Your task is to write out the full listing once more, exactly.
▬▬▬▬▬▬▬▬▬▬
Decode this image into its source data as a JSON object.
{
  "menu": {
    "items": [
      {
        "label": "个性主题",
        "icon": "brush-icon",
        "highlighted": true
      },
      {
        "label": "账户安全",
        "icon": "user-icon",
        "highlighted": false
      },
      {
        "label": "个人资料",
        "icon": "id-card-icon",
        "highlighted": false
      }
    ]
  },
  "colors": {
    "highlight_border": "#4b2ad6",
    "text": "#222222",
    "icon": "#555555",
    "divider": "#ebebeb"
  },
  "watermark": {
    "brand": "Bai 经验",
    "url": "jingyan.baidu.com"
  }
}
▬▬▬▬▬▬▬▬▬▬
**ANSWER FOR THIS EXERCISE:**
Decode this image into its source data as a JSON object.
{
  "menu": {
    "items": [
      {
        "label": "个性主题",
        "icon": "brush-icon",
        "highlighted": true
      },
      {
        "label": "账户安全",
        "icon": "user-icon",
        "highlighted": false
      },
      {
        "label": "个人资料",
        "icon": "id-card-icon",
        "highlighted": false
      }
    ]
  },
  "colors": {
    "highlight_border": "#4b2ad6",
    "text": "#222222",
    "icon": "#555555",
    "divider": "#ebebeb"
  },
  "watermark": {
    "brand": "Bai 经验",
    "url": "jingyan.baidu.com"
  }
}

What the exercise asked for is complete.